Data provided:
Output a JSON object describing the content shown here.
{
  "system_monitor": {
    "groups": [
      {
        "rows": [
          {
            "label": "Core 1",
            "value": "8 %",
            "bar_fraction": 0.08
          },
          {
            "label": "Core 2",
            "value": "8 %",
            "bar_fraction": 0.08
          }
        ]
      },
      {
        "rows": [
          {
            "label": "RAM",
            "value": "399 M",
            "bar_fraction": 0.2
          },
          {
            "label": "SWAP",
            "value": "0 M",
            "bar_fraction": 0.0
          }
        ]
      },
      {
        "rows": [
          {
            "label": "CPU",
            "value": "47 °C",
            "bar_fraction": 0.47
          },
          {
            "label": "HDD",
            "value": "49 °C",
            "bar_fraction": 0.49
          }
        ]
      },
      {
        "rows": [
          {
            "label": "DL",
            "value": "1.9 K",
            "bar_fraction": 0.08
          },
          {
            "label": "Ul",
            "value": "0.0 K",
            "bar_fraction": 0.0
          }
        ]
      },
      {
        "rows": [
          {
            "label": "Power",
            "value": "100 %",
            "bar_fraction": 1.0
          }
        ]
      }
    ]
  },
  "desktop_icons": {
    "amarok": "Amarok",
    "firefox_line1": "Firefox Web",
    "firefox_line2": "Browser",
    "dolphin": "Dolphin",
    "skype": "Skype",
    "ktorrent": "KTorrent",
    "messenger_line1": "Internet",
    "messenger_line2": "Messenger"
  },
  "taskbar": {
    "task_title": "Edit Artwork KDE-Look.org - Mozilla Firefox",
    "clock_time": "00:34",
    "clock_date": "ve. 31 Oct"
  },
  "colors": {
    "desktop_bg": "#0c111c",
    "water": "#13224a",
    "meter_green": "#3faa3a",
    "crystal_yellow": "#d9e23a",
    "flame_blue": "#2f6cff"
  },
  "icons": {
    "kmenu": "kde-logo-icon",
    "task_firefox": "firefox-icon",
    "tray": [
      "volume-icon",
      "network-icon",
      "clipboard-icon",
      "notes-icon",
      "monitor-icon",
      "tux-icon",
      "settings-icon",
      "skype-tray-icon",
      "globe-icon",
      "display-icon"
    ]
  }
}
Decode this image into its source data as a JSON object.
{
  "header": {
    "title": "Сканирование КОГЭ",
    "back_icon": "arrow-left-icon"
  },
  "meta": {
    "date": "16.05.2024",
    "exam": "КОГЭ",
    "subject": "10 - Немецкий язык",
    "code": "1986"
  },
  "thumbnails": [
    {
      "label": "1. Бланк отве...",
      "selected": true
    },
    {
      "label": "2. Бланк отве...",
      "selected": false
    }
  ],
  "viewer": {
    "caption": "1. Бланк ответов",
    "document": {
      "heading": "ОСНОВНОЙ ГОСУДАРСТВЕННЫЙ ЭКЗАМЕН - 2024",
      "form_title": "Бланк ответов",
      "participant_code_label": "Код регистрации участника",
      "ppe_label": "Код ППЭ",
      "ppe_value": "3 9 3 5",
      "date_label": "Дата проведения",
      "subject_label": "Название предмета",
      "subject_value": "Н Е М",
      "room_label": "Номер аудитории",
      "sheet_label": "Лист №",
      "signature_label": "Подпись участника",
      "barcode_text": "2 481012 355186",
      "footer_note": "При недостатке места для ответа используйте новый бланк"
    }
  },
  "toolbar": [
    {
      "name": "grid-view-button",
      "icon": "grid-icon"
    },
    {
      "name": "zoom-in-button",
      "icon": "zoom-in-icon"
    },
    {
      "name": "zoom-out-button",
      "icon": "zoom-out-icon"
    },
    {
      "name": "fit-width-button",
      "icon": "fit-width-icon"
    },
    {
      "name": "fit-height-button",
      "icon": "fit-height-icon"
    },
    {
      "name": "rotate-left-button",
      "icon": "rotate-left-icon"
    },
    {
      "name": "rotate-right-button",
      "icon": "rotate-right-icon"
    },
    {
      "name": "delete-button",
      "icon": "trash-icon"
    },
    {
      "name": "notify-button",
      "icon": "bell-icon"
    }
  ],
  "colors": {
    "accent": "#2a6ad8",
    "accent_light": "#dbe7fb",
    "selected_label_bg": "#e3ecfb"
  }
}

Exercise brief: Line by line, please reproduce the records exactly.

Solution:
Output a JSON object describing the content shown here.
{
  "system_monitor": {
    "groups": [
      {
        "rows": [
          {
            "label": "Core 1",
            "value": "8 %",
            "bar_fraction": 0.08
          },
          {
            "label": "Core 2",
            "value": "8 %",
            "bar_fraction": 0.08
          }
        ]
      },
      {
        "rows": [
          {
            "label": "RAM",
            "value": "399 M",
            "bar_fraction": 0.2
          },
          {
            "label": "SWAP",
            "value": "0 M",
            "bar_fraction": 0.0
          }
        ]
      },
      {
        "rows": [
          {
            "label": "CPU",
            "value": "47 °C",
            "bar_fraction": 0.47
          },
          {
            "label": "HDD",
            "value": "49 °C",
            "bar_fraction": 0.49
          }
        ]
      },
      {
        "rows": [
          {
            "label": "DL",
            "value": "1.9 K",
            "bar_fraction": 0.08
          },
          {
            "label": "Ul",
            "value": "0.0 K",
            "bar_fraction": 0.0
          }
        ]
      },
      {
        "rows": [
          {
            "label": "Power",
            "value": "100 %",
            "bar_fraction": 1.0
          }
        ]
      }
    ]
  },
  "desktop_icons": {
    "amarok": "Amarok",
    "firefox_line1": "Firefox Web",
    "firefox_line2": "Browser",
    "dolphin": "Dolphin",
    "skype": "Skype",
    "ktorrent": "KTorrent",
    "messenger_line1": "Internet",
    "messenger_line2": "Messenger"
  },
  "taskbar": {
    "task_title": "Edit Artwork KDE-Look.org - Mozilla Firefox",
    "clock_time": "00:34",
    "clock_date": "ve. 31 Oct"
  },
  "colors": {
    "desktop_bg": "#0c111c",
    "water": "#13224a",
    "meter_green": "#3faa3a",
    "crystal_yellow": "#d9e23a",
    "flame_blue": "#2f6cff"
  },
  "icons": {
    "kmenu": "kde-logo-icon",
    "task_firefox": "firefox-icon",
    "tray": [
      "volume-icon",
      "network-icon",
      "clipboard-icon",
      "notes-icon",
      "monitor-icon",
      "tux-icon",
      "settings-icon",
      "skype-tray-icon",
      "globe-icon",
      "display-icon"
    ]
  }
}
Decode this image into its source data as a JSON object.
{
  "header": {
    "title": "Сканирование КОГЭ",
    "back_icon": "arrow-left-icon"
  },
  "meta": {
    "date": "16.05.2024",
    "exam": "КОГЭ",
    "subject": "10 - Немецкий язык",
    "code": "1986"
  },
  "thumbnails": [
    {
      "label": "1. Бланк отве...",
      "selected": true
    },
    {
      "label": "2. Бланк отве...",
      "selected": false
    }
  ],
  "viewer": {
    "caption": "1. Бланк ответов",
    "document": {
      "heading": "ОСНОВНОЙ ГОСУДАРСТВЕННЫЙ ЭКЗАМЕН - 2024",
      "form_title": "Бланк ответов",
      "participant_code_label": "Код регистрации участника",
      "ppe_label": "Код ППЭ",
      "ppe_value": "3 9 3 5",
      "date_label": "Дата проведения",
      "subject_label": "Название предмета",
      "subject_value": "Н Е М",
      "room_label": "Номер аудитории",
      "sheet_label": "Лист №",
      "signature_label": "Подпись участника",
      "barcode_text": "2 481012 355186",
      "footer_note": "При недостатке места для ответа используйте новый бланк"
    }
  },
  "toolbar": [
    {
      "name": "grid-view-button",
      "icon": "grid-icon"
    },
    {
      "name": "zoom-in-button",
      "icon": "zoom-in-icon"
    },
    {
      "name": "zoom-out-button",
      "icon": "zoom-out-icon"
    },
    {
      "name": "fit-width-button",
      "icon": "fit-width-icon"
    },
    {
      "name": "fit-height-button",
      "icon": "fit-height-icon"
    },
    {
      "name": "rotate-left-button",
      "icon": "rotate-left-icon"
    },
    {
      "name": "rotate-right-button",
      "icon": "rotate-right-icon"
    },
    {
      "name": "delete-button",
      "icon": "trash-icon"
    },
    {
      "name": "notify-button",
      "icon": "bell-icon"
    }
  ],
  "colors": {
    "accent": "#2a6ad8",
    "accent_light": "#dbe7fb",
    "selected_label_bg": "#e3ecfb"
  }
}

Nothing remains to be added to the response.